      On December 2016, the PUC determined that the public housing authorities are considered public entities and are not subject to the 30 MW cap in the community net metering program.

    • 07/08/2016 by Achyut Shrestha

      HB 8354 enacted on June 2016 amended the net metering statutes in the state to establish i) community virtual net metering in Rhode Island, ii) increase system size capacity from 5 MW to 10 MW, iii) allow third party owned systems to be eligible for net metering. Total amount of community net metering is capped at 30 MW until the end of 2018.

    • 07/08/2016 by Achyut Shrestha

      HB 8354 enacted on June 2016 establishes community virtual net metering in Rhode Island. The program priotirzes community net metering access to low and moderate income households. Total amount of community net metering is capped at 30 MW until the end of 2018.

    • 12/02/2015 by Achyut Shrestha

       H.B. 7727 passed June 2014, removed the aggregate capacity limit of 3% of peak load for all utilities except for Block Island Power Company and Pascoag Utility District. The bill also eliminated the 2 MW of reserved net metering requirement for small projects less than 50 kW in size.

    • 06/18/2015 by Achyut Shrestha

      S.B. 0081 has been approved by the Governor.

  • 06/11/2015 by Achyut Shrestha

    RI legislature passed bill S0081 that requires the Public Utilities Commission (PUC) to open a docket to consider rate design and distribution cost allocation among rate classes taking in account the effects of net metering and increasing distributed energy resources. Electric utilities are required to file revenue-neutral allocated cost of service study of all rate classes and propose new rates for all customers in each rate class. The PUC shall issue an order before March 2016, and the new rates would take effect after April 2016. The bill currently is before the Governor for approval.

36KW Wind Turbine, Power Produced Each Month

The charts below gives a rough estimate of the power produced each month by Change Wind Corporations 36KW Helical Wind Turbine, and by a rough estimate I mean, the wind changes daily and your not going to get a wind to blow steadily at 10mph for a whole month.

 The main reason for the chart is to show how much electricity can be produced each month which is a lot, and that’s in the present time, what will it be 5 years from now or 10-20 years from now.
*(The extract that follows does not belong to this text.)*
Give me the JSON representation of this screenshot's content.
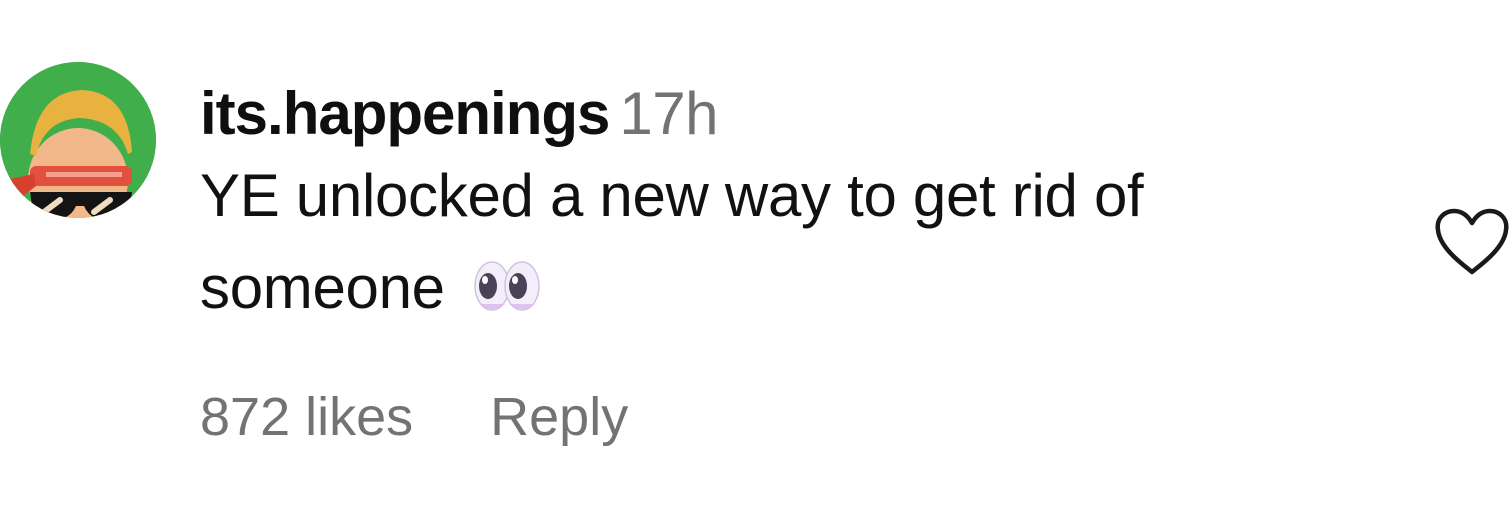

The cost per kilo watt hour has risen 30% or more in much of the USA over the past 10 years, some places a lot more then 30% and costs will continue to rise as coal mines are shut down and demand continues to rise.

Take the numbers from the chart and add about 50% more to that total and that’s the amount of power Change Winds 36KW wind turbine will produce 10-15 years from now.